▸ TASK TO COMPLETE: Could you find each line of the data below that contains the word "icon" and copy those lines?

▸ DATA EXCERPTS:
=-=-=-=-=
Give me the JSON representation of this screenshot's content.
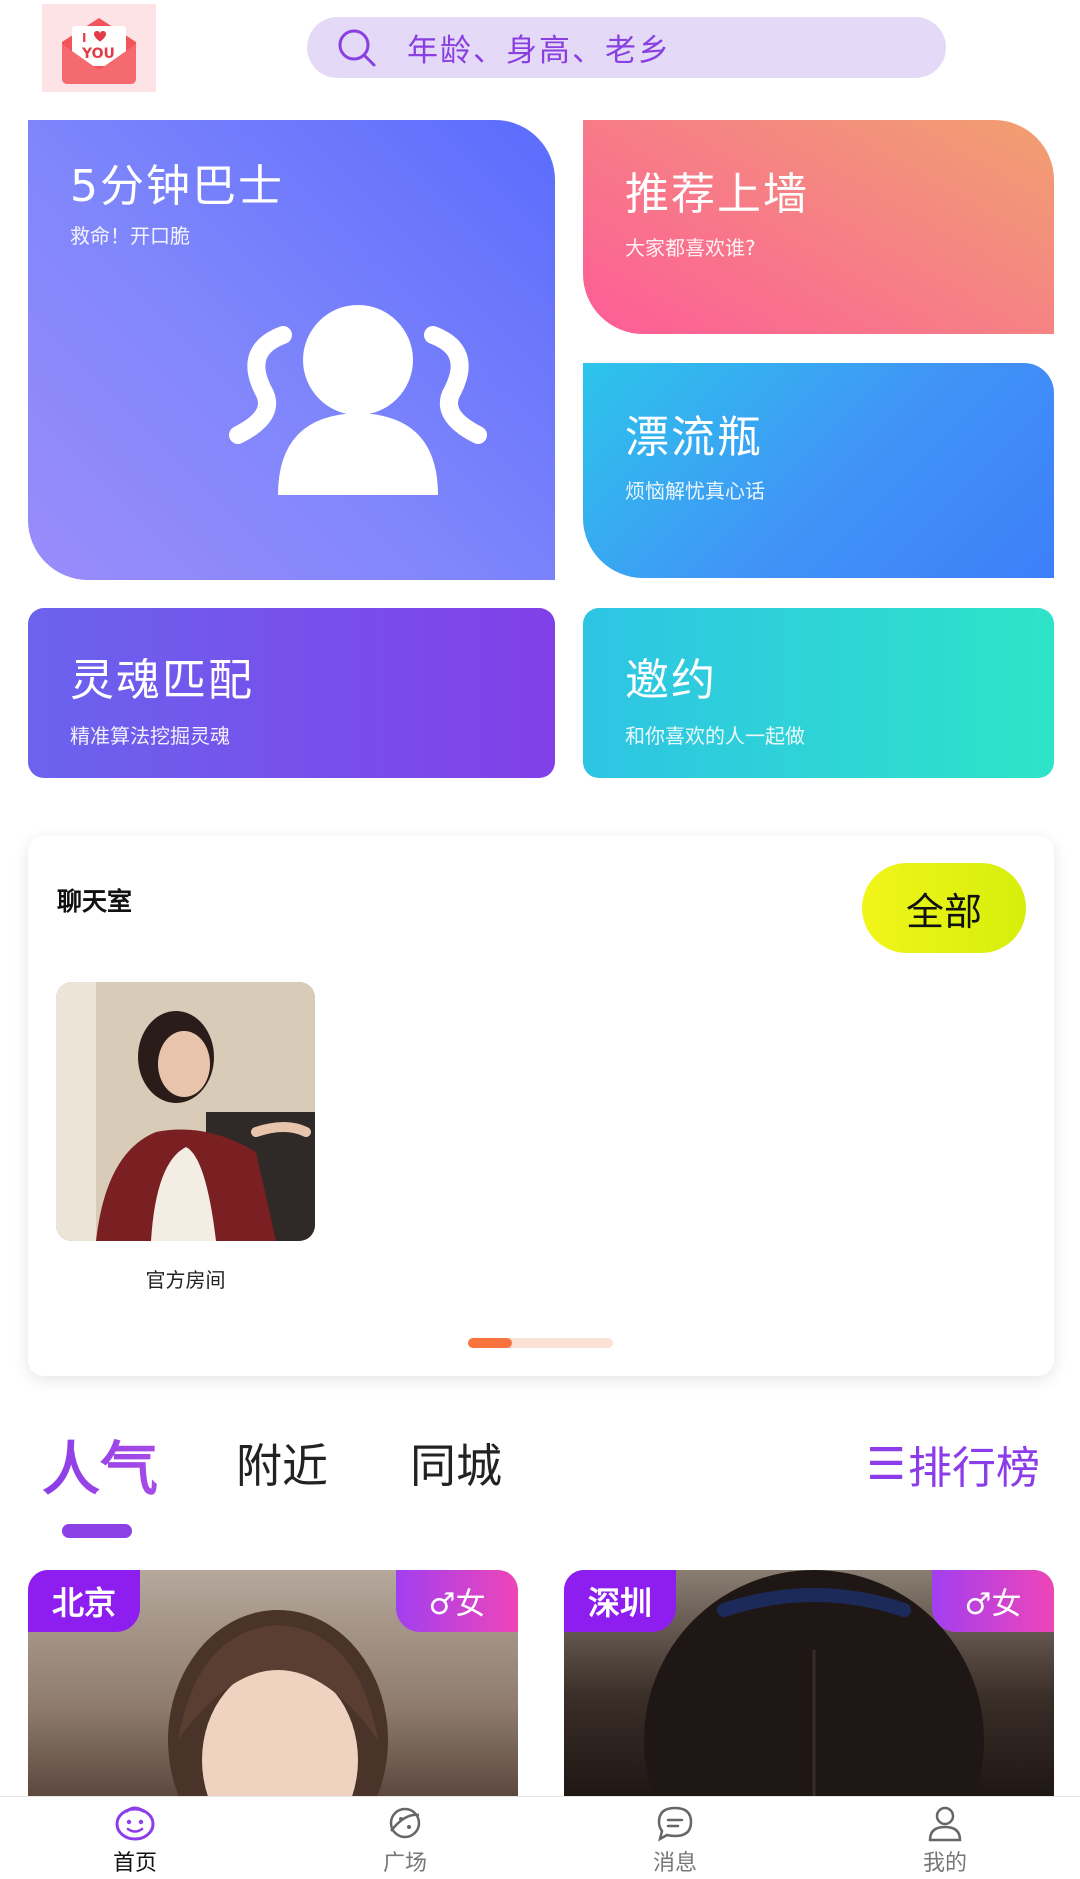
{
  "header": {
    "search_placeholder": "年龄、身高、老乡"
  },
  "features": {
    "bus": {
      "title": "5分钟巴士",
      "subtitle": "救命！开口脆"
    },
    "wall": {
      "title": "推荐上墙",
      "subtitle": "大家都喜欢谁?"
    },
    "bottle": {
      "title": "漂流瓶",
      "subtitle": "烦恼解忧真心话"
    },
    "soul": {
      "title": "灵魂匹配",
      "subtitle": "精准算法挖掘灵魂"
    },
    "invite": {
      "title": "邀约",
      "subtitle": "和你喜欢的人一起做"
    }
  },
  "chatroom": {
    "title": "聊天室",
    "all_label": "全部",
    "rooms": [
      {
        "name": "官方房间"
      }
    ],
    "pager_progress": 0.3
  },
  "tabs": {
    "items": [
      {
        "label": "人气",
        "active": true
      },
      {
        "label": "附近",
        "active": false
      },
      {
        "label": "同城",
        "active": false
      }
    ],
    "rank_label": "排行榜"
  },
  "profiles": [
    {
      "city": "北京",
      "gender": "♂女"
    },
    {
      "city": "深圳",
      "gender": "♂女"
    }
  ],
  "bottom_nav": [
    {
      "label": "首页",
      "icon": "home-face-icon",
      "active": true
    },
    {
      "label": "广场",
      "icon": "planet-icon",
      "active": false
    },
    {
      "label": "消息",
      "icon": "message-icon",
      "active": false
    },
    {
      "label": "我的",
      "icon": "user-icon",
      "active": false
    }
  ],
  "colors": {
    "accent": "#8c3de9",
    "search_bg": "#e4daf8",
    "all_button": "#e9f212",
    "pager": "#f9733f"
  }
}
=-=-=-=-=
▸ REPLY TO THE EXERCISE:
      "icon": "home-face-icon",
      "icon": "planet-icon",
      "icon": "message-icon",
      "icon": "user-icon",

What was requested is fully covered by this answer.